## Assigned task:
Only lines that contain the word "JSON" belong in the answer; copy them from the records below.

+ + + + +

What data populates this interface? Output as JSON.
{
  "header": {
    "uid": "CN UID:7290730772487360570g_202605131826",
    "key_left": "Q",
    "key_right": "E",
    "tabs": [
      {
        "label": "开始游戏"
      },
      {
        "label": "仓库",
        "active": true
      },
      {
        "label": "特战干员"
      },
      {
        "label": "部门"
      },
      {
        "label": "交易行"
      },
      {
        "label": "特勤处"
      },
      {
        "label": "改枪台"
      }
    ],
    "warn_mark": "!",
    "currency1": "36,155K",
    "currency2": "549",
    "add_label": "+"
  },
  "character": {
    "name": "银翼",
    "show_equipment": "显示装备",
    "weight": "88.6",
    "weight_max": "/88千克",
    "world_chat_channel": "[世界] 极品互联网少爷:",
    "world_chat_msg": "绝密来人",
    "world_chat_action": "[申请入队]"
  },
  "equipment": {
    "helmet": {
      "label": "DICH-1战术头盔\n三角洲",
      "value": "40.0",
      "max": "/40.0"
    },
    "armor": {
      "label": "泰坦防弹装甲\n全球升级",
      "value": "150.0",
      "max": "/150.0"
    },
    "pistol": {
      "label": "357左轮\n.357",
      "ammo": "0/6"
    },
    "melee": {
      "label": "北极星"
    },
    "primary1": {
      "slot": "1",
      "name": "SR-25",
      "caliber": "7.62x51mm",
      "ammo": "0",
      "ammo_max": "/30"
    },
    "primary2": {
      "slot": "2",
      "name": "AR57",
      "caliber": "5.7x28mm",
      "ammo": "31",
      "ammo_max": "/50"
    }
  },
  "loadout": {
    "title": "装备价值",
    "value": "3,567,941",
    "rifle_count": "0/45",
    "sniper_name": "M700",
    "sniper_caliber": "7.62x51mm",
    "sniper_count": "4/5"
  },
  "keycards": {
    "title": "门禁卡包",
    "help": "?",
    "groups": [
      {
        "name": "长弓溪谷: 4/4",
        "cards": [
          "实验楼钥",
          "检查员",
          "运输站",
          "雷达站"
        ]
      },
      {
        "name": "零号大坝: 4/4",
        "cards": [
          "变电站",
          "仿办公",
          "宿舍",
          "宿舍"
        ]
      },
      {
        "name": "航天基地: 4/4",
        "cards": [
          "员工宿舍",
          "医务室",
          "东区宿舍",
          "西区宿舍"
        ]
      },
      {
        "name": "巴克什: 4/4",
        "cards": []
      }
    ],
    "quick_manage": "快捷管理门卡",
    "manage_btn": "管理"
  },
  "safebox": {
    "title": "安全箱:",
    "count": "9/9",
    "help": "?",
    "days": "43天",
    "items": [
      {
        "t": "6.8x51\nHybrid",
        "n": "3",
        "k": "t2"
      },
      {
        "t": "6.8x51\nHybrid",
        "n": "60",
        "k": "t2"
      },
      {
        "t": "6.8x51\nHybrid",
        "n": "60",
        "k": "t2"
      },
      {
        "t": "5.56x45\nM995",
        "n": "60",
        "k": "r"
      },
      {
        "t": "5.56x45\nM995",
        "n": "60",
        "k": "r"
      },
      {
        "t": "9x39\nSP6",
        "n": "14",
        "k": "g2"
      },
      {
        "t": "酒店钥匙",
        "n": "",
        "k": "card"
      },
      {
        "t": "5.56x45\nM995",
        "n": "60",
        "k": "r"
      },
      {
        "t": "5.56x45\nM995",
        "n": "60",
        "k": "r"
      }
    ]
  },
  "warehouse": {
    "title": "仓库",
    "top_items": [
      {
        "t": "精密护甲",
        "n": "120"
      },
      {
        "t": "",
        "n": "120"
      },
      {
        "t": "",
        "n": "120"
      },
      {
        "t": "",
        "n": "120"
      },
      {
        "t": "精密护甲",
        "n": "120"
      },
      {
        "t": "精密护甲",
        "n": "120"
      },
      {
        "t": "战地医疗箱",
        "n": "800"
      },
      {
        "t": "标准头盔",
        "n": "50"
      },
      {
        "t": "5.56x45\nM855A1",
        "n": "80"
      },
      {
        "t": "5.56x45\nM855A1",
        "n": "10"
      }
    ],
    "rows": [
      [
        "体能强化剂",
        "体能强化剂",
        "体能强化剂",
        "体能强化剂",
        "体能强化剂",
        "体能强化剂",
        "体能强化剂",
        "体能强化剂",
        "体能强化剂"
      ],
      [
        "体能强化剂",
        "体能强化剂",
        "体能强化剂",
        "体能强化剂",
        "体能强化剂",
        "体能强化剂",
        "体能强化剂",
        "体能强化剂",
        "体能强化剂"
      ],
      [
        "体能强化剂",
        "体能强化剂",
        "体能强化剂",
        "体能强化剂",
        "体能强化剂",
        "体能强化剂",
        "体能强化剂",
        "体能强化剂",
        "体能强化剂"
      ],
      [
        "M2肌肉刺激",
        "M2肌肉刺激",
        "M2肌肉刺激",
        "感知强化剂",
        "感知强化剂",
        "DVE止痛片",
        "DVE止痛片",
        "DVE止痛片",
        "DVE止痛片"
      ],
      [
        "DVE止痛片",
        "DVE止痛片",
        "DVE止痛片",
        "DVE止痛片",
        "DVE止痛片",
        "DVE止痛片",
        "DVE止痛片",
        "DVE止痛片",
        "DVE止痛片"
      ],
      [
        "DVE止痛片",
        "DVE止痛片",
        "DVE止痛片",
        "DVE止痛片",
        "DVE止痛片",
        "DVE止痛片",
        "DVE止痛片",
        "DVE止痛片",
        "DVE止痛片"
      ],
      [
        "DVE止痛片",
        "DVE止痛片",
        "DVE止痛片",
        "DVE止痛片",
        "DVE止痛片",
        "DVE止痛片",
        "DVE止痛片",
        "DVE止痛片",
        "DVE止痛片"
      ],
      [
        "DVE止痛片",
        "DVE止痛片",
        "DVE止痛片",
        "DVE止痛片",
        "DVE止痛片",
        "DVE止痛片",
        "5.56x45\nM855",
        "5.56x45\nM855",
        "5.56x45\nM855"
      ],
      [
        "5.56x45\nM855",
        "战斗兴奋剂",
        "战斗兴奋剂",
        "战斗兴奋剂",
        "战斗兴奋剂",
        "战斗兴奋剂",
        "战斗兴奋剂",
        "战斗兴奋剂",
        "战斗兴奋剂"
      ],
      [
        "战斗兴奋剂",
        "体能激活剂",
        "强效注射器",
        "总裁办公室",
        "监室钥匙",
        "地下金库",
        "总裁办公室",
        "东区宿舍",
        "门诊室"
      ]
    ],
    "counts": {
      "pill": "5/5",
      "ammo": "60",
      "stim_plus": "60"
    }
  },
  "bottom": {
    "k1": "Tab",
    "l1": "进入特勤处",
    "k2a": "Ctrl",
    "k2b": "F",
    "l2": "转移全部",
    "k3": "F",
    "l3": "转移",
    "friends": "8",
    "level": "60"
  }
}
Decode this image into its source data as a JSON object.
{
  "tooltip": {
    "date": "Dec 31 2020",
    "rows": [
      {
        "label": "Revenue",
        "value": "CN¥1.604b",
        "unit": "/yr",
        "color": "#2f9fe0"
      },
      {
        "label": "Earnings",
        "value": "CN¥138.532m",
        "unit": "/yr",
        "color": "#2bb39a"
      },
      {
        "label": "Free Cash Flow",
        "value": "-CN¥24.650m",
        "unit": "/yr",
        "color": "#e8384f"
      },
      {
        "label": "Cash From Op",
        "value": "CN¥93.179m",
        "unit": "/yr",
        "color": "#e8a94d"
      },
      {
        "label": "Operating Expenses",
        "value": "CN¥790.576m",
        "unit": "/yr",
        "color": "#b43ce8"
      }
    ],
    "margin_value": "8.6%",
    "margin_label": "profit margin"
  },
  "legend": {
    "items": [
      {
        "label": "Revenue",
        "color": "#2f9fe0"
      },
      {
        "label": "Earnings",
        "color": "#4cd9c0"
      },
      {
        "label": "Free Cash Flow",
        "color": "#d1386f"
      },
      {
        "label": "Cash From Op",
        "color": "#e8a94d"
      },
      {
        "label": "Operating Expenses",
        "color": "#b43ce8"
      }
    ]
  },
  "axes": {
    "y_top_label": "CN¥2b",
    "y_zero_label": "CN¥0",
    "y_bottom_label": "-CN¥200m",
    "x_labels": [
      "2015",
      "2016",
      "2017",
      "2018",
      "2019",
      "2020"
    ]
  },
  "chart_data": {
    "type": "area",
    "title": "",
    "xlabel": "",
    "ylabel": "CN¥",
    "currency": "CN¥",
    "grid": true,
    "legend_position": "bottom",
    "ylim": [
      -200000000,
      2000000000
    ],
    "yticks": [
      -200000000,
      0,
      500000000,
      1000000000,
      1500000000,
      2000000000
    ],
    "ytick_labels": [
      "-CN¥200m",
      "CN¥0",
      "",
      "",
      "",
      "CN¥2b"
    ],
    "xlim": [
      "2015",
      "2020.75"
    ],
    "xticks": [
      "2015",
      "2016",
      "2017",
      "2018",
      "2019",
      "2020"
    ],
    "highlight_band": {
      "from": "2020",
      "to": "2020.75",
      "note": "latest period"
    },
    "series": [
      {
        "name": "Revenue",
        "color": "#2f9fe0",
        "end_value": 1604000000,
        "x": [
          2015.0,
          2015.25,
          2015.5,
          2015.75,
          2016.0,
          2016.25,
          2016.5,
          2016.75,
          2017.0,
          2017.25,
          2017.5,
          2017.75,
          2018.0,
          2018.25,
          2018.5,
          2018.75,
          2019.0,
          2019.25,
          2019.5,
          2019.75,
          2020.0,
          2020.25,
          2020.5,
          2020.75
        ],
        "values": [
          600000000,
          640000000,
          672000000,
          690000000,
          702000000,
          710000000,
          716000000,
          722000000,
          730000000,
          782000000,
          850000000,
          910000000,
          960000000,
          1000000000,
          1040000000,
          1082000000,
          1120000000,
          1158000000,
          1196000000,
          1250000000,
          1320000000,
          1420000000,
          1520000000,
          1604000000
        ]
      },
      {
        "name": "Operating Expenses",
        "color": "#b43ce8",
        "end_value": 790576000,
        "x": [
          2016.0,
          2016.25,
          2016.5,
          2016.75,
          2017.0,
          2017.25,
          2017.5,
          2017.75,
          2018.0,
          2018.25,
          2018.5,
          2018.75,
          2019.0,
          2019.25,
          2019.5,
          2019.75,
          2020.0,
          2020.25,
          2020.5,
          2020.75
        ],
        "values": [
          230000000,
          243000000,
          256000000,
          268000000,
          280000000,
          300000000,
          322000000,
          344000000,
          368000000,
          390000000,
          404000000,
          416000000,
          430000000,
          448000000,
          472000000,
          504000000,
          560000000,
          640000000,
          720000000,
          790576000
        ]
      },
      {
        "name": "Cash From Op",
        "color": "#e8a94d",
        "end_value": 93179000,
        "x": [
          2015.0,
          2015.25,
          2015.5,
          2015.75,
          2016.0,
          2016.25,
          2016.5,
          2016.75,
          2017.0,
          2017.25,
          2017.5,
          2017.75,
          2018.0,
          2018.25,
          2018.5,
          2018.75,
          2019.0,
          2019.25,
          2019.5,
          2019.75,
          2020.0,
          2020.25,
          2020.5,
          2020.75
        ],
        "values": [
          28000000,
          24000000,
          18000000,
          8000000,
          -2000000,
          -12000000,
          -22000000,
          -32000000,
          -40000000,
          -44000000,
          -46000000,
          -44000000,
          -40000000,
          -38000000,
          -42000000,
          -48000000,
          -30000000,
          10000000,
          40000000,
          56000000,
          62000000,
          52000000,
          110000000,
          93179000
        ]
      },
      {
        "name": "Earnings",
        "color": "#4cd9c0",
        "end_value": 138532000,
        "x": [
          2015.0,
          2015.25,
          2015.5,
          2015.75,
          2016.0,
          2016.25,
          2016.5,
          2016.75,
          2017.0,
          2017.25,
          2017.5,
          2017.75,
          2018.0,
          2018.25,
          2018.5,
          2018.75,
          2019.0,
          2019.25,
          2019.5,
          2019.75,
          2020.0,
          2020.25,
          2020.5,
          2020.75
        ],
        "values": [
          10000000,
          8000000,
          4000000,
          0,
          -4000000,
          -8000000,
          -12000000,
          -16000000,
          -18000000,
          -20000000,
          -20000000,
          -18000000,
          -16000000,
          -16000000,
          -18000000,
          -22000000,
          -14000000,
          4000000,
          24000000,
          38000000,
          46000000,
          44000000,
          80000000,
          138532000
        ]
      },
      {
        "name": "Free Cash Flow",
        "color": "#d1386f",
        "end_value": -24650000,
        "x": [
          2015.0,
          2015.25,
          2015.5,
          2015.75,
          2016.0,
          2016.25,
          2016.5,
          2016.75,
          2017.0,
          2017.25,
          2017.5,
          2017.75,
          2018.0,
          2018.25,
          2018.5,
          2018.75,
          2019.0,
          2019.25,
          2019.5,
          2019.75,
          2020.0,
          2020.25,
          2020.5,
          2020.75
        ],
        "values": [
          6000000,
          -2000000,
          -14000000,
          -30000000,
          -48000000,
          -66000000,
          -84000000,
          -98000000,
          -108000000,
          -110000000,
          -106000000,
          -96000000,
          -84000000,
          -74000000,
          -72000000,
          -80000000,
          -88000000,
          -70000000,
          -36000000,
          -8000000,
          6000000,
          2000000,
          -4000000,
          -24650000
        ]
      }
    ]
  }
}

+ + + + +

## Task output:
What data populates this interface? Output as JSON.
Decode this image into its source data as a JSON object.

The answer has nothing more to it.